Universal Basic Income for Nevada
Burke Andersson proposes that Nevada start a fund to be distributed to its permanent residents as a monthly dividend. This dividend’s payment would vary year to year based on the amount collected in the fund. But preliminary estimates give it anywhere from $250-$1000/month per Nevada resident over the age of 18. Residents having lived in Nevada more than three years would qualify for the payout.
- Why Universal Basic Income? Because it encourages people to work and start businesses. It also protects people in times of economic shock (such as the 2020 Coronavirus Pandemic).
- Eliminates means testing because every permanent resident would receive it. Bolsters the middle class, alleviates income inequality, and helps both homeowners and renters.
- Improves the mental health, stress levels, physical health, and financial security of all Nevadans. Gives value to caregivers, non-profit volunteers, creatives, and artists who don’t make money for the work they do.
- Will be paid for by small distributions from a variety of industries: gaming, the Las Vegas Strip, cannabis sales, and a voluntary state income tax. Studies have shown that a quarter of a percent tax on the gaming industry would raise $180 million a year that can be given to all Nevadans.
- Nevada is the center of the automation revolution. Casinos are already automating away bartenders. Research has shown that upwards of 65% of Las Vegas jobs could be automated away by 2035 (source: https://www.iseapublish.com/index.php/2017/05/03/future-job-automation-to-hit-hardest-in-low-wage-metropolitan-areas-like-las-vegas-orlando-and-riverside-san-bernardino/?mod=article_inline). A Universal Basic Income would help Las Vegas workers transition out of automated jobs and help soften the blow of potential job losses.
- The COVID-19 pandemic has made Las Vegas residents particularly vulnerable. Las Vegas, NV has been one of the worst hit economies in the nation thanks to the coronavirus (source: https://www.latimes.com/world-nation/story/2020-03-28/shocking-3-3-million-americans-file-for-unemployment-as-coronavirus-cases-soar-in-las-vegas-the-jobless-cope-by-leaning-on-their-faith-cutting-back-on-spending-and-clinging-on-to-the-past) More than 93,000 Nevadans filed unemployment claims during the week that ended March 21, compared with 6,356 from the week prior. A Universal Basic Income would help Las Vegas residents weather the storm. People don’t need interest free loans, and a $15 minimum wage when they’ve been furloughed. They need cash in their hands. And that is what Burke wishes to bring to the residents of Assembly District 15.
Clean Up Nevada

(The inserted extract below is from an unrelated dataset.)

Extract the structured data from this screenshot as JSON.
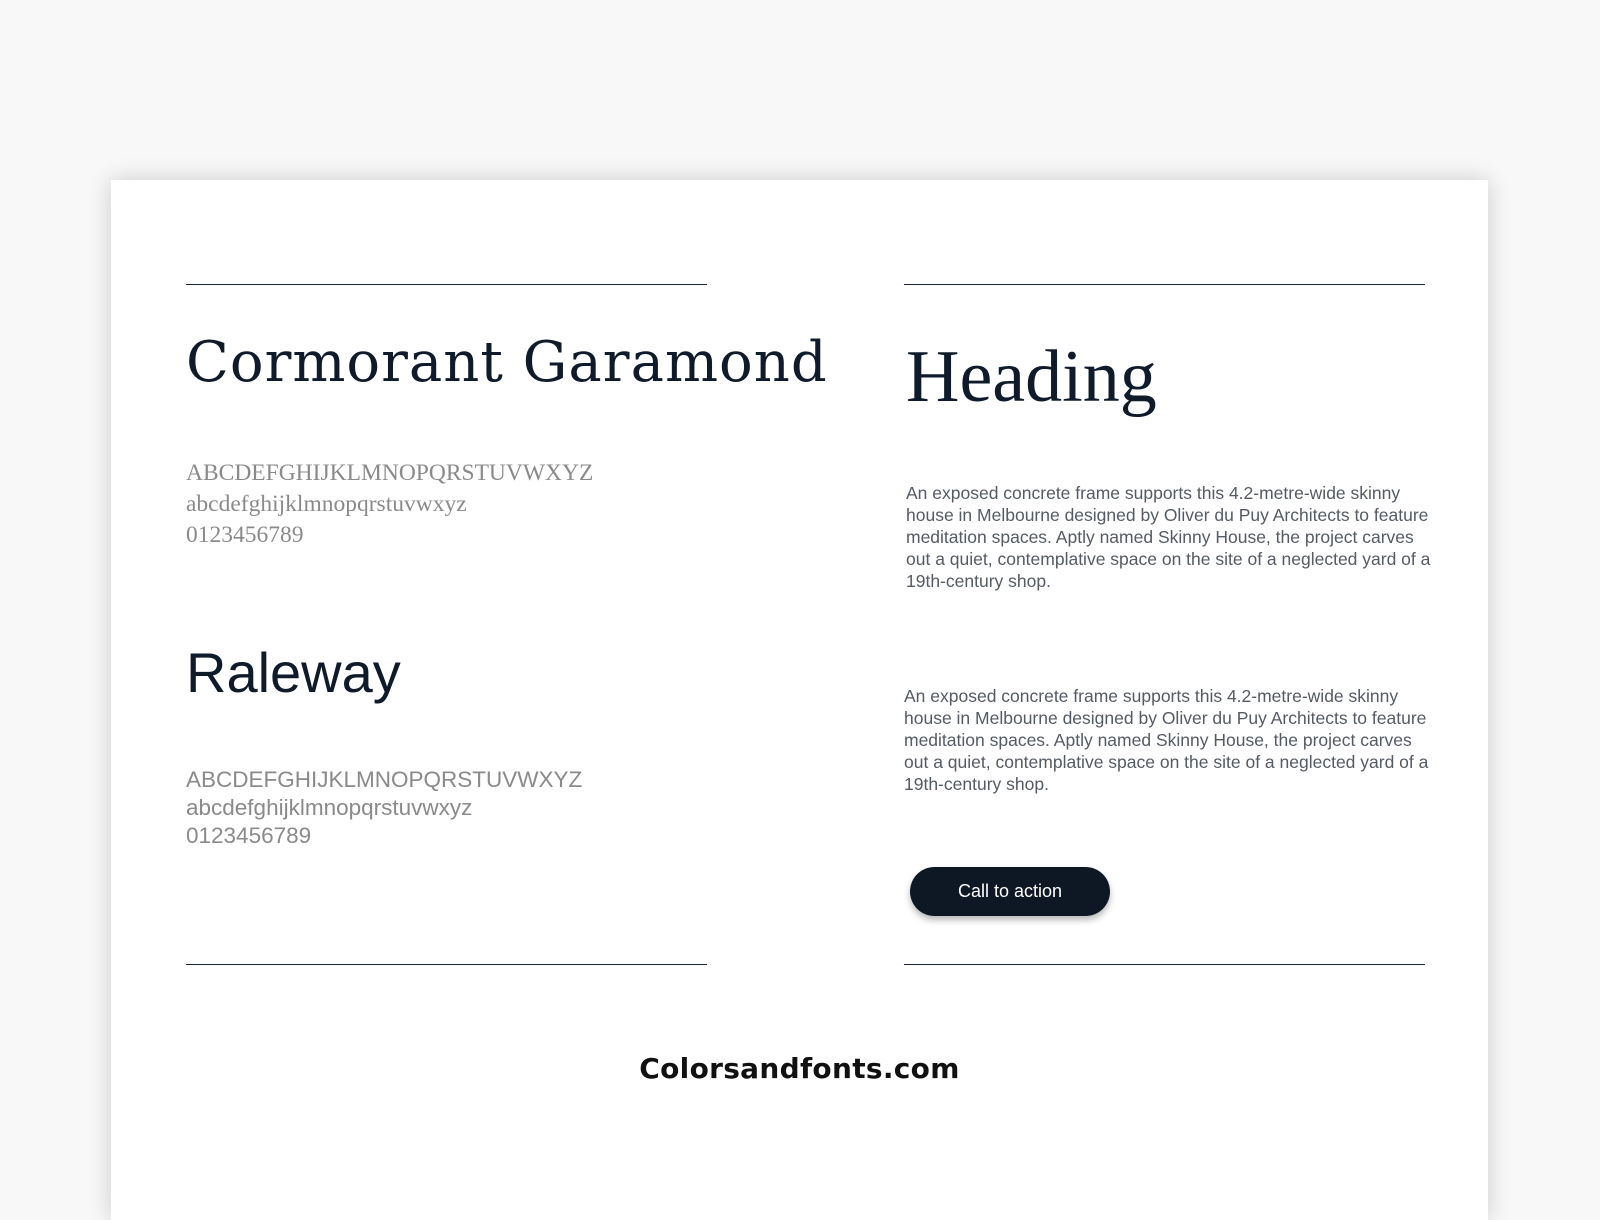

In light of the Coronavirus Pandemic, Burke proposes that the State of Nevada be the forefront of sanitizing public spaces so that Las Vegas and Nevada can get back to business again. Las Vegas runs on its gaming and recreational spaces. We need to make Las Vegas safe again to do business. And that means being on the cutting edge of sanitation technology.
- Using Decon-7 (D7) to sanitize public facilities. Starting with city buildings and public spaces such as court houses, parks, and government buildings.

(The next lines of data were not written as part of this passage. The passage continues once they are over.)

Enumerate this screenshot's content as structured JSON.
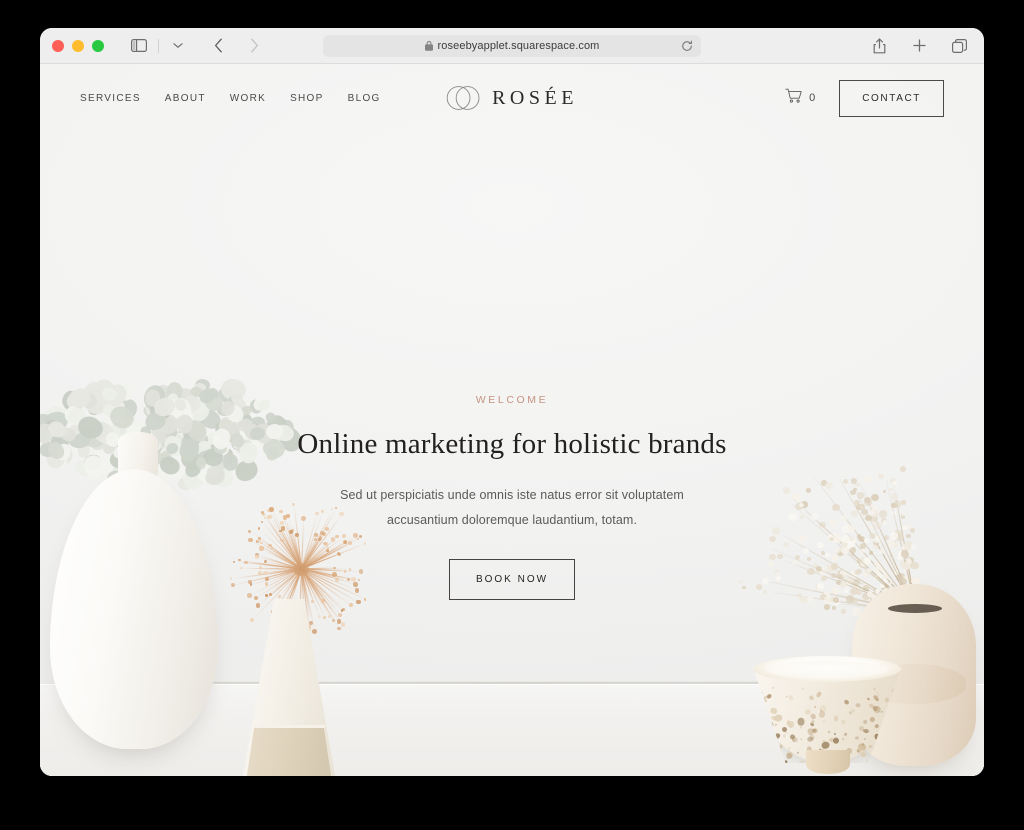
{
  "browser": {
    "traffic_lights": [
      "close",
      "minimize",
      "zoom"
    ],
    "sidebar_toggle": "sidebar-toggle-icon",
    "tab_overview": "chevron-down-icon",
    "back": "back-arrow-icon",
    "forward": "forward-arrow-icon",
    "url": "roseebyapplet.squarespace.com",
    "lock": "lock-icon",
    "reload": "reload-icon",
    "share": "share-icon",
    "new_tab": "plus-icon",
    "tabs": "tabs-icon"
  },
  "site_header": {
    "nav": [
      {
        "label": "SERVICES"
      },
      {
        "label": "ABOUT"
      },
      {
        "label": "WORK"
      },
      {
        "label": "SHOP"
      },
      {
        "label": "BLOG"
      }
    ],
    "brand": {
      "mark": "two-overlapping-circles-logo",
      "name": "ROSÉE"
    },
    "cart": {
      "icon": "shopping-cart-icon",
      "count": "0"
    },
    "contact_label": "CONTACT"
  },
  "hero": {
    "eyebrow": "WELCOME",
    "headline": "Online marketing for holistic brands",
    "subcopy": "Sed ut perspiciatis unde omnis iste natus error sit voluptatem accusantium doloremque laudantium, totam.",
    "cta_label": "BOOK NOW"
  },
  "colors": {
    "page_background": "#f3f3f2",
    "eyebrow_accent": "#c69382",
    "headline": "#23211f",
    "body_text": "#5c5a57",
    "border": "#45423f",
    "desktop_backdrop": "#000000"
  },
  "scene": {
    "description": "still-life photograph of ceramic vases and dried flowers on a white table",
    "objects": [
      "large white teardrop vase with dried sage hydrangea",
      "small conical two-tone vase with tan allium",
      "speckled footed bowl",
      "blush gourd vase with baby's breath"
    ]
  }
}
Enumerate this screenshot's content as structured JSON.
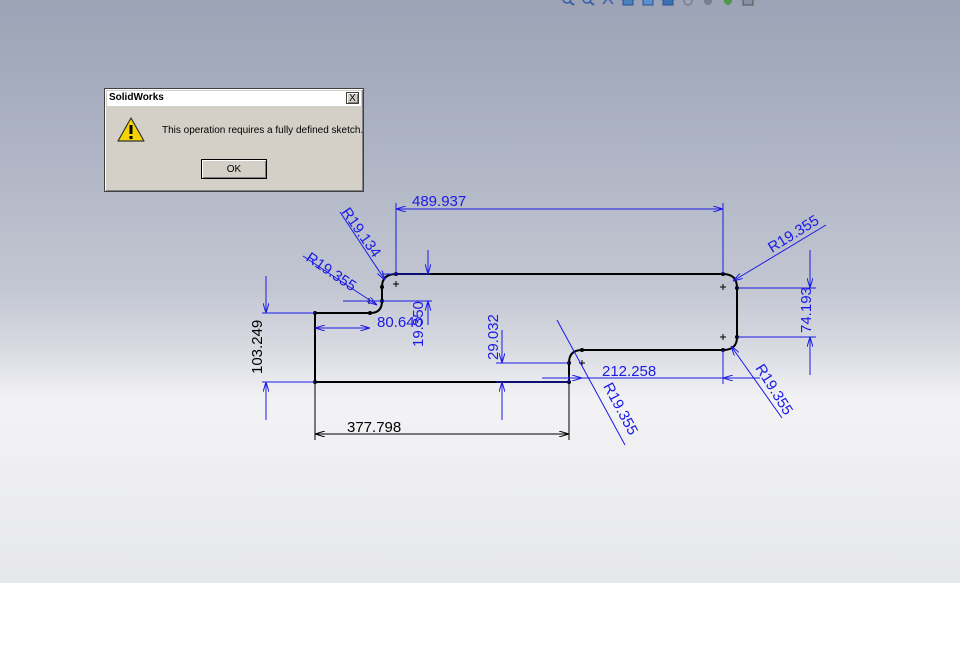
{
  "toolbar": {
    "icons": [
      "zoom-to-fit-icon",
      "zoom-area-icon",
      "previous-view-icon",
      "section-view-icon",
      "view-orientation-icon",
      "display-style-icon",
      "hide-show-icon",
      "edit-appearance-icon",
      "apply-scene-icon",
      "view-settings-icon"
    ]
  },
  "dialog": {
    "title": "SolidWorks",
    "close_label": "X",
    "message": "This operation requires a fully defined sketch.",
    "ok_label": "OK",
    "icon": "warning-icon"
  },
  "sketch": {
    "dimensions": {
      "top_length": "489.937",
      "r_top_left_outer": "R19.134",
      "r_top_left_inner": "R19.355",
      "r_top_right": "R19.355",
      "right_height": "74.193",
      "left_height": "103.249",
      "step_horizontal": "80.640",
      "step_vertical": "19.350",
      "notch_height": "29.032",
      "notch_length": "212.258",
      "r_bottom_right": "R19.355",
      "r_notch": "R19.355",
      "bottom_length": "377.798"
    },
    "colors": {
      "geometry": "#000000",
      "dimension": "#1a1ae6",
      "background_top": "#9ca3b6",
      "background_bottom": "#f3f3f5"
    }
  }
}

- D7 is used by the U.S. Military in the mitigation of biological contaminants. It’s 10 million times more powerful than Clorox as well as being EPA registered & approved. After 8 hours, the substance turns into soluble water.

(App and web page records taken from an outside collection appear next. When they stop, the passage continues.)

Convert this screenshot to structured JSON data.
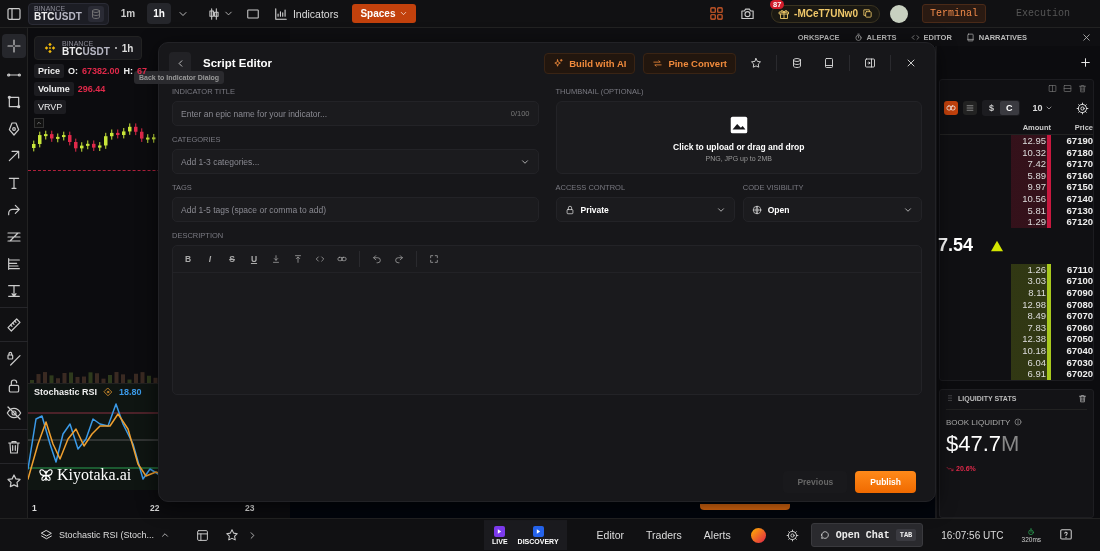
{
  "top_bar": {
    "symbol": {
      "exchange": "BINANCE",
      "base": "BTC",
      "quote": "USDT"
    },
    "intervals": [
      {
        "label": "1m",
        "selected": false
      },
      {
        "label": "1h",
        "selected": true
      }
    ],
    "indicators_label": "Indicators",
    "spaces_button": "Spaces",
    "notifications_badge": "87",
    "referral_code": "-MCeT7UNw0",
    "modes": [
      {
        "label": "Terminal",
        "selected": true
      },
      {
        "label": "Execution",
        "selected": false
      }
    ]
  },
  "chart": {
    "symbol": {
      "exchange": "BINANCE",
      "base": "BTC",
      "quote": "USDT",
      "interval": "1h"
    },
    "legend": {
      "price_label": "Price",
      "open_label": "O:",
      "open_value": "67382.00",
      "high_label": "H:",
      "high_value": "67"
    },
    "volume": {
      "label": "Volume",
      "value": "296.44"
    },
    "vrvp_label": "VRVP",
    "oscillator": {
      "name": "Stochastic RSI",
      "value": "18.80"
    },
    "x_labels": [
      "1",
      "22",
      "23"
    ],
    "brand": "Kiyotaka.ai"
  },
  "tooltip": "Back to Indicator Dialog",
  "workspace_tabs": [
    {
      "label": "ORKSPACE"
    },
    {
      "label": "ALERTS"
    },
    {
      "label": "EDITOR"
    },
    {
      "label": "NARRATIVES"
    }
  ],
  "order_book": {
    "currency_toggle": [
      {
        "label": "$",
        "selected": false
      },
      {
        "label": "C",
        "selected": true
      }
    ],
    "depth": "10",
    "columns": [
      "Amount",
      "Price"
    ],
    "asks": [
      {
        "amount": "12.95",
        "price": "67190"
      },
      {
        "amount": "10.32",
        "price": "67180"
      },
      {
        "amount": "7.42",
        "price": "67170"
      },
      {
        "amount": "5.89",
        "price": "67160"
      },
      {
        "amount": "9.97",
        "price": "67150"
      },
      {
        "amount": "10.56",
        "price": "67140"
      },
      {
        "amount": "5.81",
        "price": "67130"
      },
      {
        "amount": "1.29",
        "price": "67120"
      }
    ],
    "last_price": "7.54",
    "bids": [
      {
        "amount": "1.26",
        "price": "67110"
      },
      {
        "amount": "3.03",
        "price": "67100"
      },
      {
        "amount": "8.11",
        "price": "67090"
      },
      {
        "amount": "12.98",
        "price": "67080"
      },
      {
        "amount": "8.49",
        "price": "67070"
      },
      {
        "amount": "7.83",
        "price": "67060"
      },
      {
        "amount": "12.38",
        "price": "67050"
      },
      {
        "amount": "10.18",
        "price": "67040"
      },
      {
        "amount": "6.04",
        "price": "67030"
      },
      {
        "amount": "6.91",
        "price": "67020"
      }
    ]
  },
  "liquidity": {
    "title": "LIQUIDITY STATS",
    "label": "BOOK LIQUIDITY",
    "value": "$47.7",
    "unit": "M",
    "change": "20.6%"
  },
  "script_editor": {
    "title": "Script Editor",
    "actions": [
      "Build with AI",
      "Pine Convert"
    ],
    "indicator_title": {
      "label": "INDICATOR TITLE",
      "placeholder": "Enter an epic name for your indicator...",
      "counter": "0/100"
    },
    "categories": {
      "label": "CATEGORIES",
      "placeholder": "Add 1-3 categories..."
    },
    "tags": {
      "label": "TAGS",
      "placeholder": "Add 1-5 tags (space or comma to add)"
    },
    "thumbnail": {
      "label": "THUMBNAIL (OPTIONAL)",
      "prompt": "Click to upload or drag and drop",
      "hint": "PNG, JPG up to 2MB"
    },
    "access_control": {
      "label": "ACCESS CONTROL",
      "value": "Private"
    },
    "code_visibility": {
      "label": "CODE VISIBILITY",
      "value": "Open"
    },
    "description": {
      "label": "DESCRIPTION",
      "format_buttons": [
        "B",
        "I",
        "S",
        "U"
      ]
    },
    "previous": {
      "label": "Previous",
      "disabled": true
    },
    "publish": {
      "label": "Publish"
    }
  },
  "bottom_bar": {
    "indicator": "Stochastic RSI (Stoch...",
    "live_label": "LIVE",
    "discovery_label": "DISCOVERY",
    "nav": [
      "Editor",
      "Traders",
      "Alerts"
    ],
    "chat_button": "Open Chat",
    "chat_shortcut": "TAB",
    "time": "16:07:56 UTC",
    "latency": "320ms"
  }
}
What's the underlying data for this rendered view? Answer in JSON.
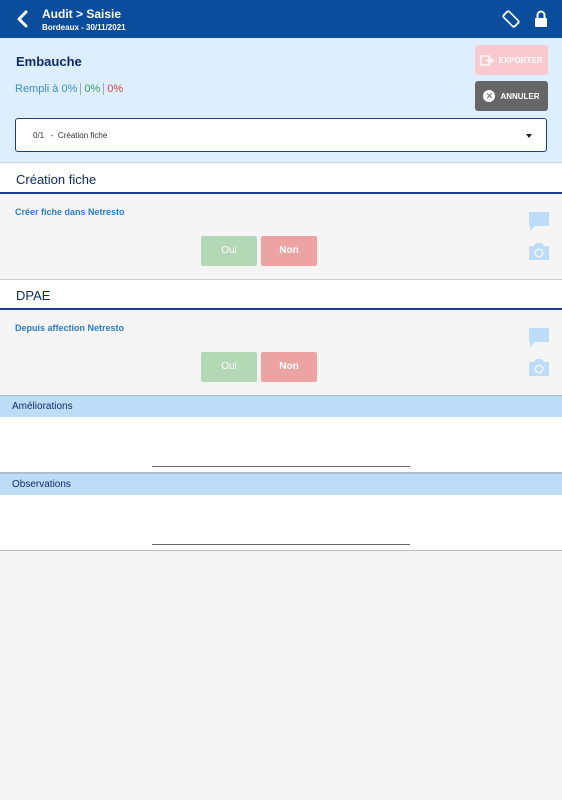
{
  "topbar": {
    "title": "Audit > Saisie",
    "subtitle": "Bordeaux - 30/11/2021",
    "back_icon": "chevron-left-icon",
    "rotate_icon": "screen-rotation-icon",
    "lock_icon": "lock-icon"
  },
  "header": {
    "form_title": "Embauche",
    "fill_label": "Rempli à 0%",
    "fill_ok": "0%",
    "fill_ko": "0%",
    "export_label": "EXPORTER",
    "cancel_label": "ANNULER",
    "section_select": {
      "index": "0/1",
      "separator": "-",
      "value": "Création fiche"
    }
  },
  "sections": [
    {
      "title": "Création fiche",
      "question": "Créer fiche dans Netresto",
      "yes_label": "Oui",
      "no_label": "Non"
    },
    {
      "title": "DPAE",
      "question": "Depuis affection Netresto",
      "yes_label": "Oui",
      "no_label": "Non"
    }
  ],
  "notes": {
    "improvements_label": "Améliorations",
    "observations_label": "Observations"
  },
  "colors": {
    "topbar": "#0a4d9c",
    "header_bg": "#ddeeff",
    "accent": "#1a3f8a",
    "yes_button": "#b2d8b6",
    "no_button": "#eea3a3",
    "export_button": "#f9c9cf",
    "cancel_button": "#666666"
  }
}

- D7 is being used by countries who have successfully flattened the curve: South Korea, Taiwan, and Singapore. D7 is safe for human contact, safe for the environment, and is made in the USA.
- D7 has been proven to be effective in sanitizing surfaces exposed to the Coronavirus.
- Once Nevada can safely sanitize their buildings, we can focus on sanitizing public spaces such as the walkways of the Las Vegas strip. So that Las Vegas can go back to business.
- Researches believe that the coronavirus could come back seasonally (source: https://www.medrxiv.org/content/10.1101/2020.03.04.20031112v1?mod=article_inline). So Nevada needs to get ahead of the problem and be ready to combat the virus when it returns. That means sanitizing spaces so that businesses can continue in the event of a future outbreak.
Burke believes in a strong public school system. However, many of Nevada’s schools are not preparing its students for the jobs of today. Burke proposes expanding trade school and technical training so that Nevada students can graduate with skills valuable to the market.
- Expanding public education opportunities in high school and community colleges to include vocation training such as plumbing, electrical, HVAC, carpentry, auto repair, etc.
- Trade schools cost less than colleges (source: https://money.usnews.com/money/blogs/my-money/articles/2016-04-12/the-financial-case-for-trade-school-over-college). Burke plans to vastly expand trade education in state colleges so costs are even cheaper for Nevada residents.
- A college degree isn’t for everyone. (source: https://www.cnbc.com/2019/05/15/shark-tanks-kevin-oleary-college-not-for-everyone-be-a-plumber.html).
- Forming public/private partnerships so that private companies can teach skills in schools and then recruit the apprentices they mentor.